6. Bring diversity home. We live in a beautiful, multicultural country but really, how many different cultures do we really interact with? We tend to stick with the same old, same old and life goes on. Well, I have a challenge for you and it’s one I made for myself a few years ago. I challenge you to invite a few families from different backgrounds over to your place for dinner. There will be plenty of new friends to find at your kids’ school or preschool. The lady you’ve probably smiled and said hi to but nothing more. Okay, now is your chance: invite her family to dinner. I’ve never had anyone say no before and it will come as no surprise to learn that I’ve made some firm friends as a result. We’ve entertained and been entertained by our friends from India, China, Sweden, France, England and Nepal and as a result, the kids have learned all about some pretty diverse countries. How good is that?
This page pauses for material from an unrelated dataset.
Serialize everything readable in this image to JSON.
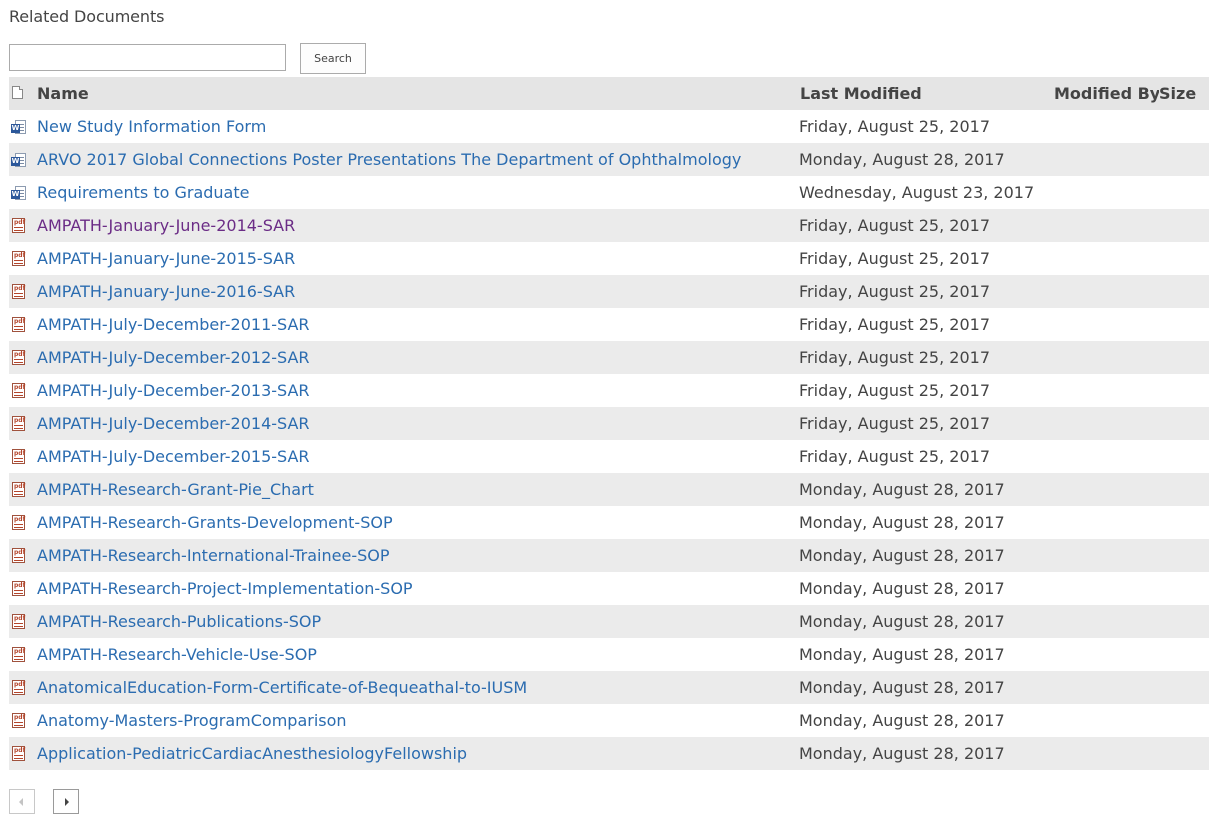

7. Cook something new together. Cooking with the kids is such a treat, provided you set aside LOTS of extra time and you don’t expect your dish to be especially well ‘plated’. Attempt different recipes from around the world together and talk about the different cultures that created them. Why are curries so hot? Why are certain foods used? Why is meat such a scarce ingredient? How would this dish be prepared in country? Lots can be learned from the way a culture cooks and eats. Try one of these dishes to get you started:

8. Set a special homework assignment. So we loathe homework at our place (do you? Does any family actually like homework?), so last year I got fed up with it all and asked my kids’ teachers if they could forgo the usual homework in place of a project that actually meant something to us. All three teachers said yes (provided the spelling and maths were still completed) and as a result my kids spent a term putting together an in-depth look into a country of their choosing. It just so happened that we were travelling to Europe at the end of the year — a longed for and much saved for trip — so each of the kids took on a country that we planned to visit: France, Holland, England. The result of the projects was a really good knowledge of all of the countries we were visiting plus, added bonus, some really unique things to do when we got there.

How big is your kid’s world?

These are good reads about kids’ dreams too:

Image: Getty